#### Supplied entries ####

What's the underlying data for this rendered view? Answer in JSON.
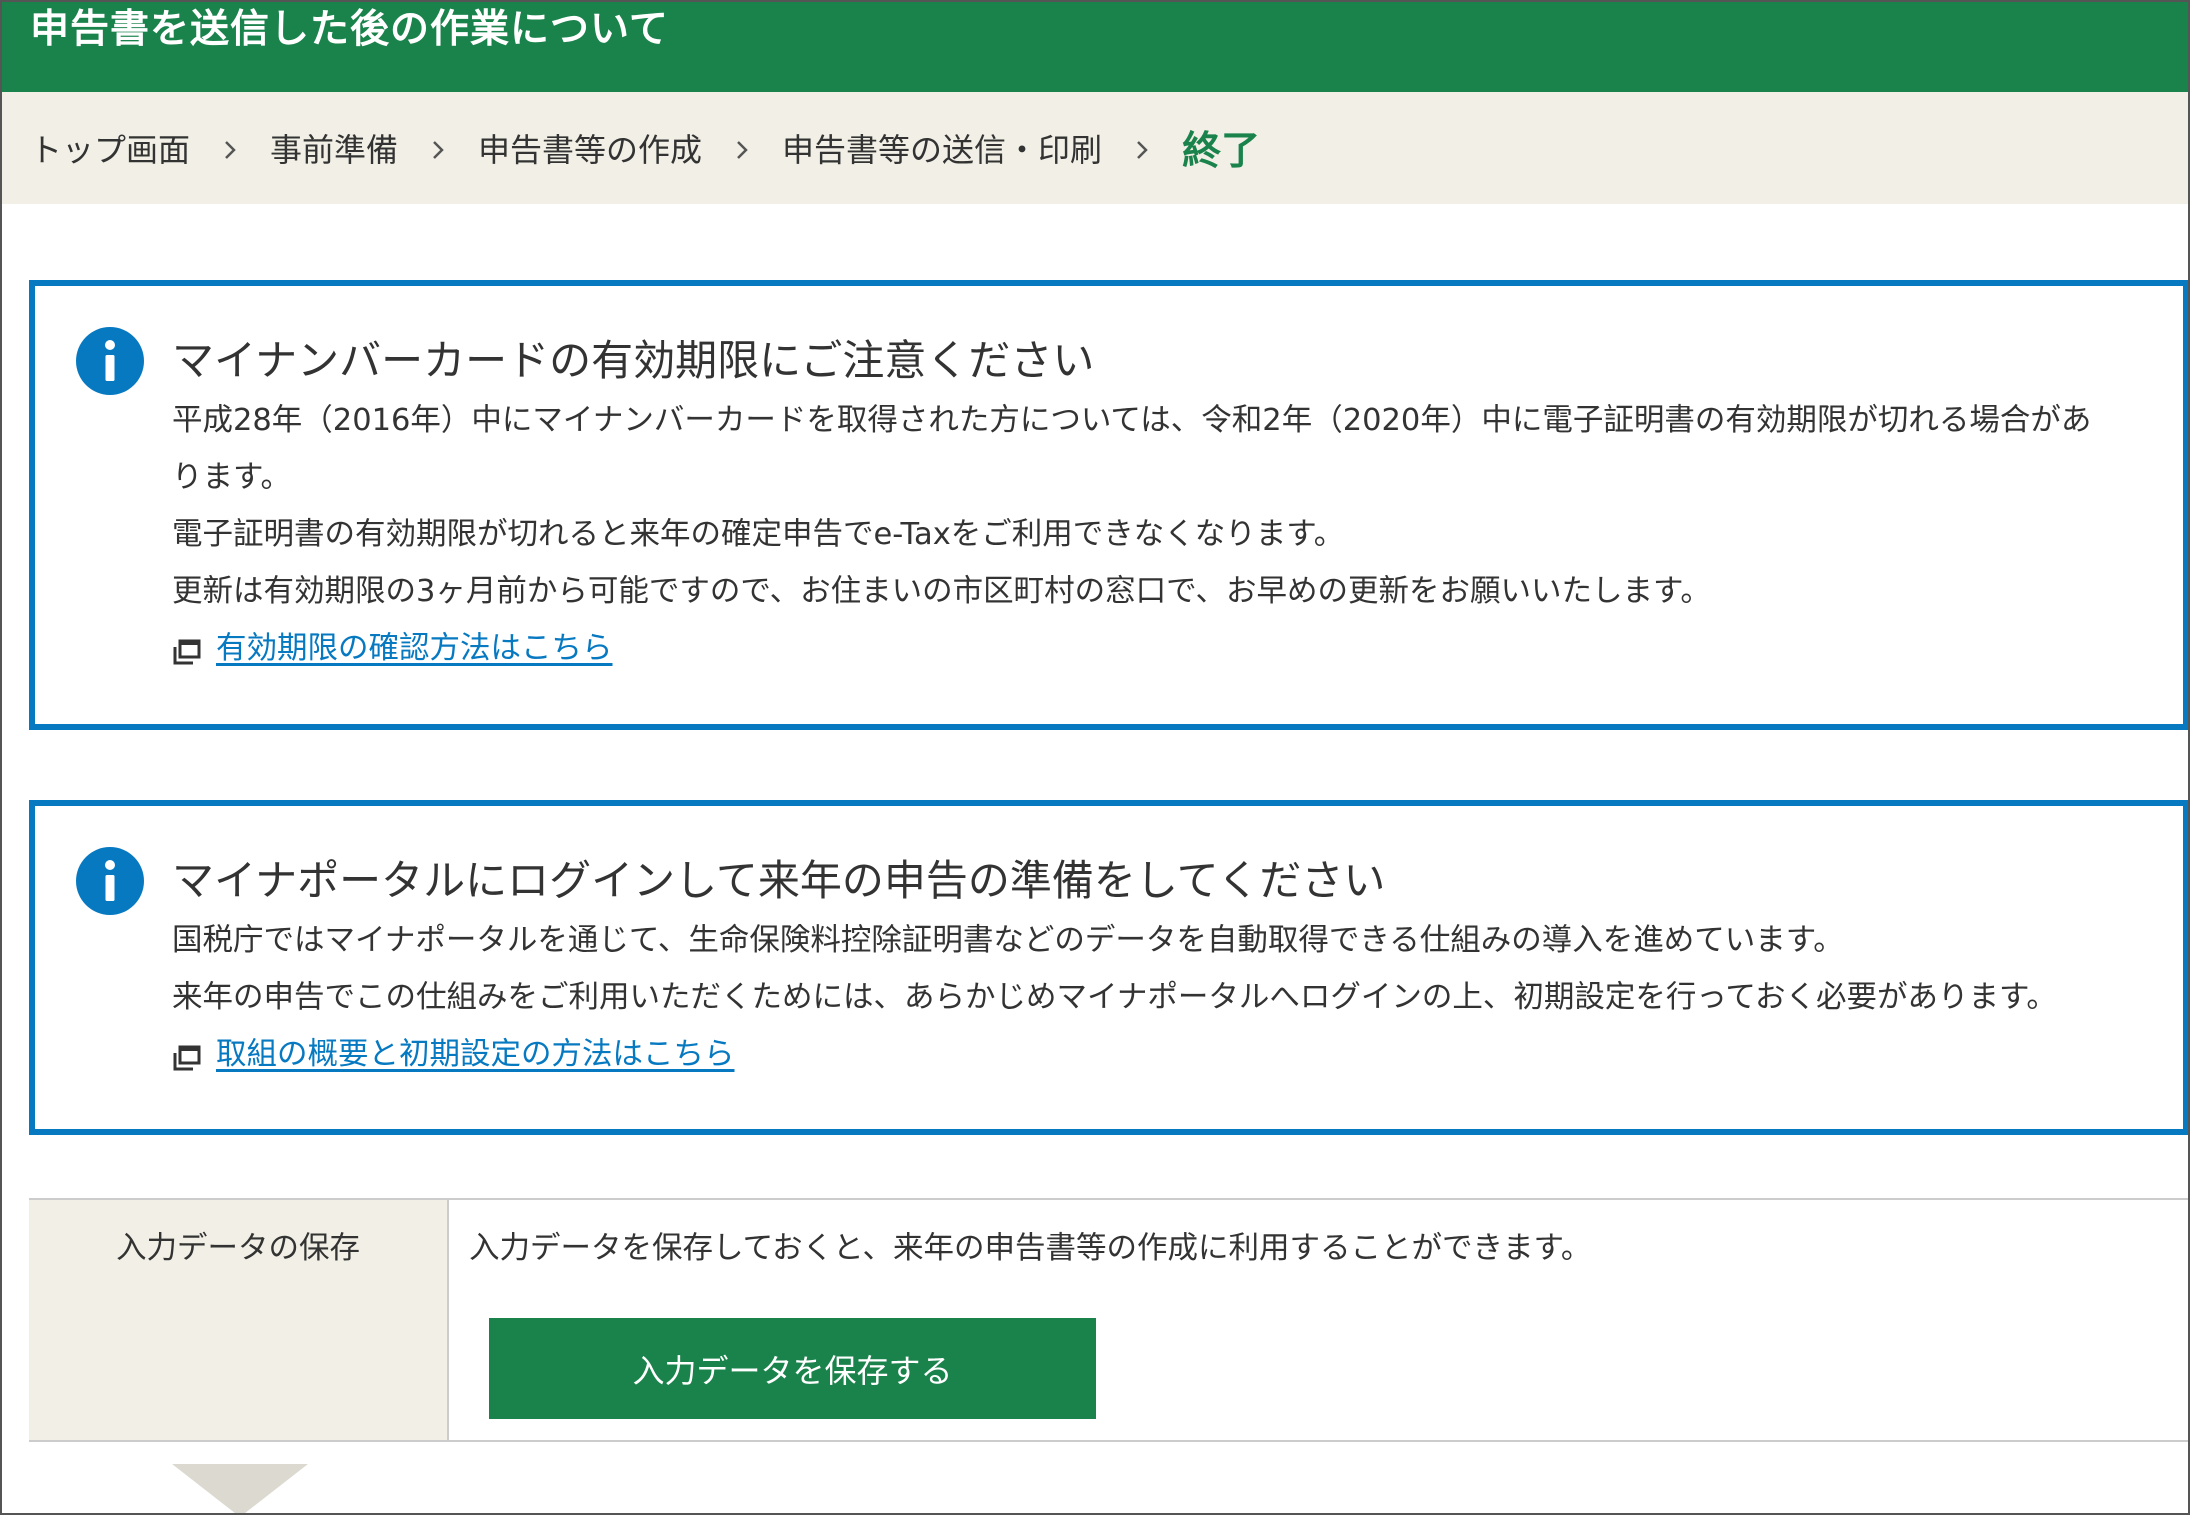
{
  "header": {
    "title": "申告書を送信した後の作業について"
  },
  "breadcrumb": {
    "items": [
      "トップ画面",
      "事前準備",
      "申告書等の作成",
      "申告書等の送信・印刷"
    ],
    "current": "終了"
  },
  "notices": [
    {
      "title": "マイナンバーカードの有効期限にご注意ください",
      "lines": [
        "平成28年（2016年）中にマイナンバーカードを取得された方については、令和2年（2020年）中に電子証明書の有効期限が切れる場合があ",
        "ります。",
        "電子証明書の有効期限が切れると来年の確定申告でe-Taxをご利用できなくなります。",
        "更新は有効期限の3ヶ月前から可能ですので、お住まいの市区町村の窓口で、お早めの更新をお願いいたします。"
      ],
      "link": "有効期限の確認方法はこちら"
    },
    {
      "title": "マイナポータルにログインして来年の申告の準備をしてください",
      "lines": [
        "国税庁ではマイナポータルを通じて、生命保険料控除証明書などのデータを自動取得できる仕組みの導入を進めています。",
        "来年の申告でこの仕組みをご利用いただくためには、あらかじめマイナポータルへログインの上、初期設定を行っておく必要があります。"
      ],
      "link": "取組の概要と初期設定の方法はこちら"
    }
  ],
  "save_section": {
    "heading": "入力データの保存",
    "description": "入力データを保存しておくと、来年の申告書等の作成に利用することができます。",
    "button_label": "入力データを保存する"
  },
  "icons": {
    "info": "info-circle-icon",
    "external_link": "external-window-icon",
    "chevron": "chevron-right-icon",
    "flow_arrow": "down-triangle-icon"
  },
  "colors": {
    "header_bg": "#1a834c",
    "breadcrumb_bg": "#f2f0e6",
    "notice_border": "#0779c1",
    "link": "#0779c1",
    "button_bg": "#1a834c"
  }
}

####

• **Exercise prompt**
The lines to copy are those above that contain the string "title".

• **Reply to the task**
    "title": "申告書を送信した後の作業について"
      "title": "マイナンバーカードの有効期限にご注意ください",
      "title": "マイナポータルにログインして来年の申告の準備をしてください",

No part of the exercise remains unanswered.